The Dispositional Approach

The Dispositional Approach - .people with cardinal traits...

Info iconThis preview shows page 1. Sign up to view the full content.

View Full Document Right Arrow Icon
The Dispositional Approach A. Type Theories (Eysenck) 1. Unstable/Stable 2. Introverted/ Extroverted B. Trait Theories -- (Allport, Cattell) -- a trait is a relatively enduring, cross-situationally consistent personality characteristic that is inferred from a person’s behavior. 1) Allport -- indicated that there is a hierarchy of 3 basic trait types: a) cardinal (similar to types) - this is the big one. Cardinal traits are dominant traits that characterize most of (or almost all) of a person's behavior. Cardinal traits completely dominate a person's sense of self. For example, Charles Manson's evilness could be identified as a cardinal trait or Mother Teresa's altruism. It is important to note that cardinal traits are not common. Most people do not have these traits.
Background image of page 1
This is the end of the preview. Sign up to access the rest of the document.

Unformatted text preview: ..people with cardinal traits are considered rare. b) central (humorous, kind) - these traits are central, prominent traits that everyone has (unlike cardinal traits). Our personalities are built upon the central traits. They are influential, but don't dominate like the cardinal traits. c) secondary (food preferences, etc.) - these are traits that are only exhibited in some situations. For example, someone may be kind most of the time, but become very selfish in other situations. 2) Cattell -- factor analysis; 16 traits (e.g., emotional stability, agreeableness) C. Dispositional Assessment of Personality 1) Personality Types -- Myers-Briggs Type Indicator 2) Personality Traits -- MMPI, CPI...
View Full Document

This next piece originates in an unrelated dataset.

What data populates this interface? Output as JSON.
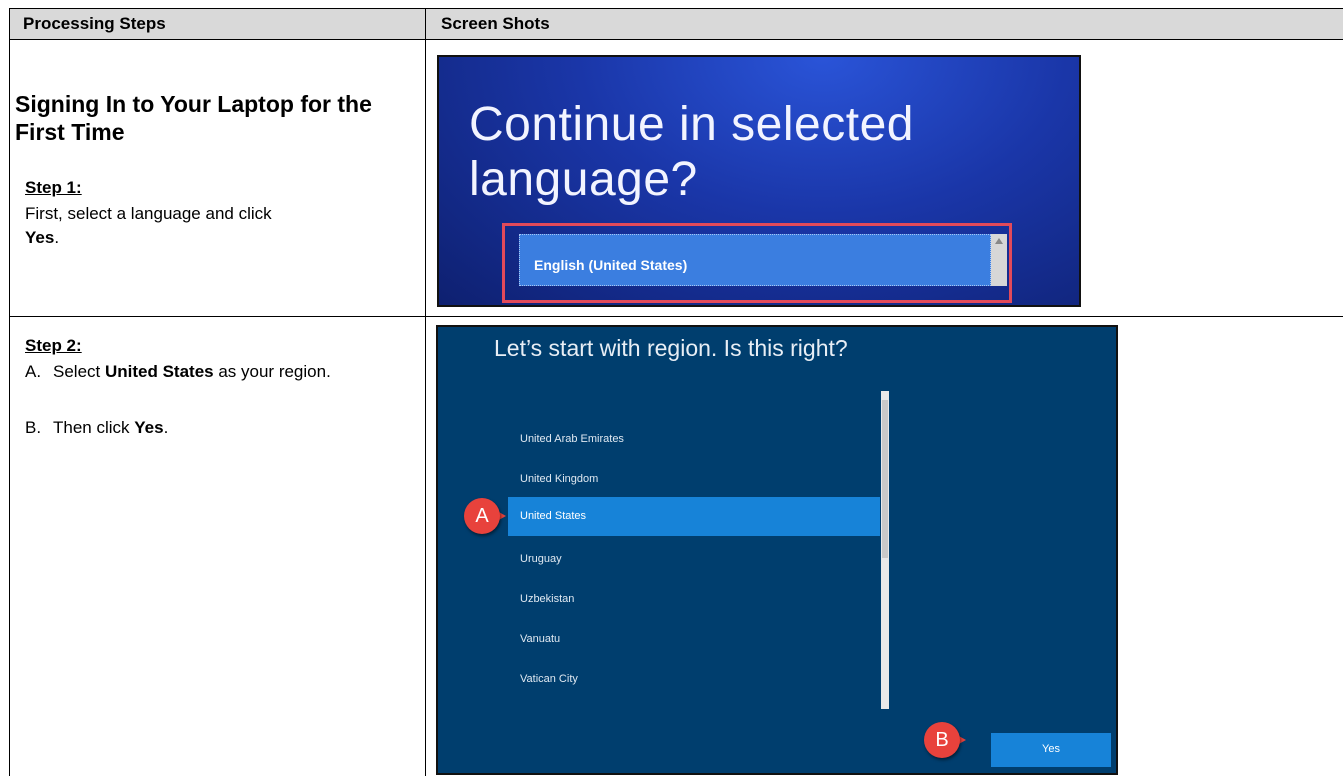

{[ snackBarMessage ]}

Ask a homework question - tutors are online